The independent prosecutor demanded by the Republican Party of Kentucky would have a short and boring job.
Unless something much more serious is out there, the contacts between Gov. Steve Beshear's office and the Kentucky Retirement Systems don't even register on the corruption meter.
The recently fired executive director of KRS, Mike Burnside, says he agreed to meet with politically connected Democrats representing two investment firms, only after receiving calls from people in Beshear's office.
Burnside said he heard the pitches because of the interest shown by the governor's office. Neither firm got a contract.
One of the politically connected Democrats, Mark Guilfoyle, says he didn't go through the governor's office but called Burnside directly to set up a meeting.
So we have undisputed evidence of one call from the governor's office that resulted in no state contracts or payments.
Far more concerning to state pensioners and taxpayers should be the $15 million in fees to placement agents paid by companies doing business with KRS on Burnside's watch.

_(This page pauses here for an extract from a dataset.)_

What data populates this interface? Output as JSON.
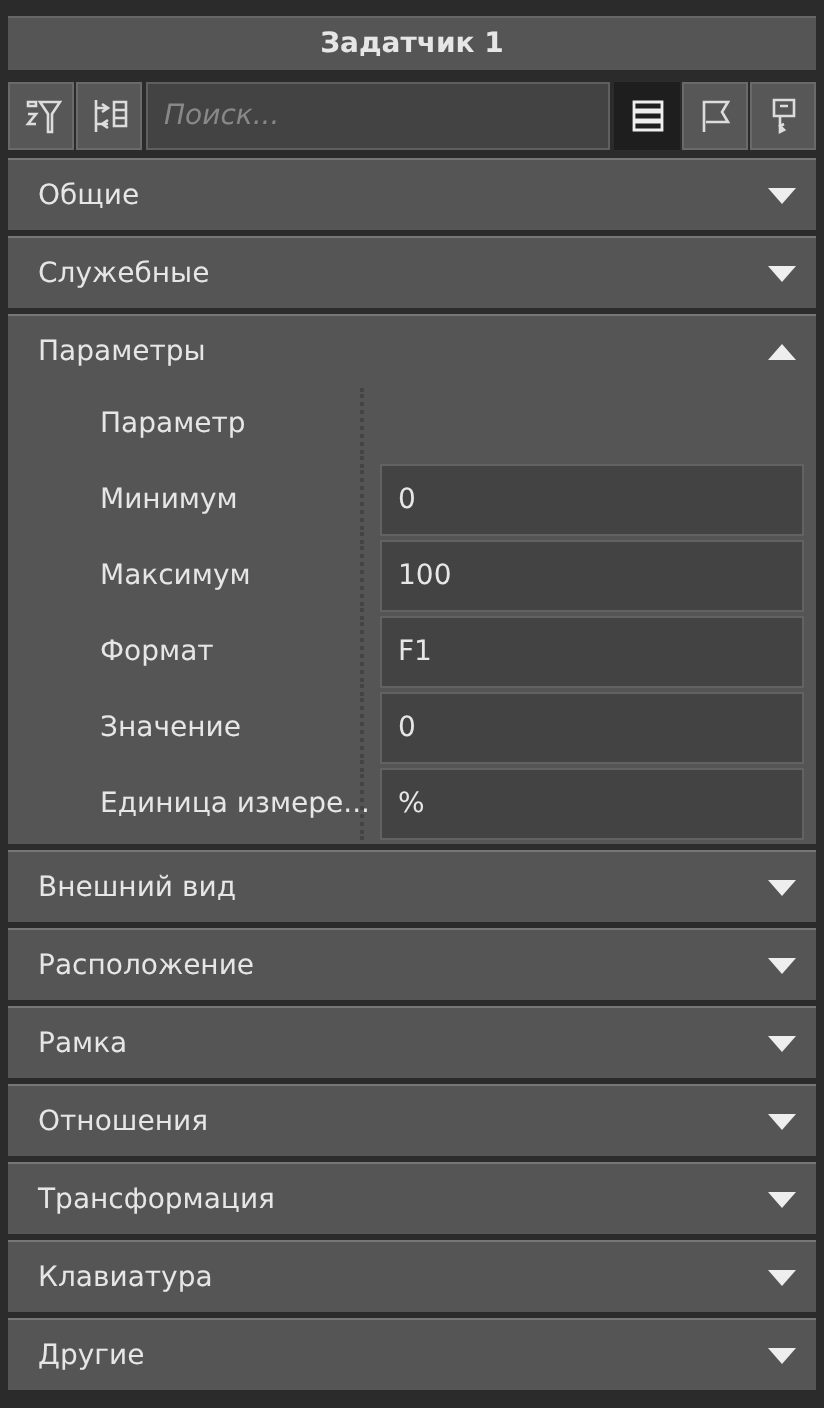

After the Securities and Exchange Commission last year opened an informal inquiry into the role of placement agents in KRS decisions, Beshear called for an audit of KRS, which is nearing completion.
State Auditor Crit Luallen has said she is expanding the audit to look into questions being raised about phone calls from Beshear's office.
While there's nothing here that tars Beshear, reporter John Cheves has given us an illuminating glimpse behind the scenes, which should serve as an object lesson: Public trust would increase if businesses looking to sell their services to government did so strictly on the basis of merit, rather than by paying people such as Democratic campaign consultant Mark Riddle and the wife of the former head of the Democratic Governor's Association to help open doors for them.